It turns out that a lot of these issues are triggered by an unnatural pH in a cow’s first stomach. The fermentation chamber that initiates what will ultimately be the critical balance of fatty acids, amino acids, vitamins and enzymes that are essential for human nutrition, the first stomach must be healthy in order for an animal to produce healthy meat.
Forage-grazing animals have a healthy, highly-functioning pH of 7, which allows for an abundance of the essential fermentation bacteria that create high levels of CLA, omega-3s, branch-chain amino acids, vitamins and digestive enzymes. But even a small amount of grain can throw all this off: just 30 days on a grain diet can offset 200 days of grazing chemistry.

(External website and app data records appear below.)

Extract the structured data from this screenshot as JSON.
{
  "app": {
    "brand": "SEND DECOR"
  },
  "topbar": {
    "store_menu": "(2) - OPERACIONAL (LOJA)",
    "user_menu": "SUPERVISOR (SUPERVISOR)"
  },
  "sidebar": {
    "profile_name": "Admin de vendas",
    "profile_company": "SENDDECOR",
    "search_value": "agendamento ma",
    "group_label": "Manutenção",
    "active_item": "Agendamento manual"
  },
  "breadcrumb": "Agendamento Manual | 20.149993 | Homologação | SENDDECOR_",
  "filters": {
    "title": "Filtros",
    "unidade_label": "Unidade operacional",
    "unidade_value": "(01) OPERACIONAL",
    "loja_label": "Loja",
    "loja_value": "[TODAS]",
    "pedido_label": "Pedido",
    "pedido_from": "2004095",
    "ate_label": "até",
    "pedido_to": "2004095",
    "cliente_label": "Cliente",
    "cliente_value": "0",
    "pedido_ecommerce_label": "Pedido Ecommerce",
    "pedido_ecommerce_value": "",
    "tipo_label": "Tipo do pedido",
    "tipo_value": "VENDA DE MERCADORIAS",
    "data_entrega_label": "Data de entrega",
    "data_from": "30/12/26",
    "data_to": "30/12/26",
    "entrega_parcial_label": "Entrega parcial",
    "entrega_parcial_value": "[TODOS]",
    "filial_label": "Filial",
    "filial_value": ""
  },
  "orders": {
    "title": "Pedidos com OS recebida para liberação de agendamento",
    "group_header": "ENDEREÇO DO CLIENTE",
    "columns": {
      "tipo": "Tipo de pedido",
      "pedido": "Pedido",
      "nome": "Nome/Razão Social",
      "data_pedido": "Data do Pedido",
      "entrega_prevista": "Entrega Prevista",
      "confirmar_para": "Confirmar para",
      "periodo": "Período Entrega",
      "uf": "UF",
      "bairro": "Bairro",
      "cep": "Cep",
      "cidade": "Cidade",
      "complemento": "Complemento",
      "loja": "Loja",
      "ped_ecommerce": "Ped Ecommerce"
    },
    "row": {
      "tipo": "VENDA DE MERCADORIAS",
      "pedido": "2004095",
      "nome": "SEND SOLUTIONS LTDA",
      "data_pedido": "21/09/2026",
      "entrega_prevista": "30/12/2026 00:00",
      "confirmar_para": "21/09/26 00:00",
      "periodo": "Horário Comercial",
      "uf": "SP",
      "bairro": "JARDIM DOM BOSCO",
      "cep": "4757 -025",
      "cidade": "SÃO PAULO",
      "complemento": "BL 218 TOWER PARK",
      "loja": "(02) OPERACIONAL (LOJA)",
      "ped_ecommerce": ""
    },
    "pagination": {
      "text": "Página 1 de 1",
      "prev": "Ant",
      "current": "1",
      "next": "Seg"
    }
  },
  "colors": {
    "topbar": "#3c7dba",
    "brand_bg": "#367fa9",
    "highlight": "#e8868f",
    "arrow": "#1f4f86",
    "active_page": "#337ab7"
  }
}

For almost all of human history, there was only one way to raise animals: off the surrounding land. Cattle spent their lives years grazing on the indigenous goodness of local grasses to grow into strong, fully developed adults. Other grazing animals like goats, sheep and bison lived the same way—known as ruminants, these animals are designed to eat the grasses, plants and shrubs that grow naturally. Ranchers knew this and nurtured soil, water and plants for pastures that were alive with the high-quality grasses and legumes essential for healthy animal growth. Free to roam these lush, green pastures, animals were healthy and their resulting meat was lean, nutritious and rich in flavor.
Today the reality is far different.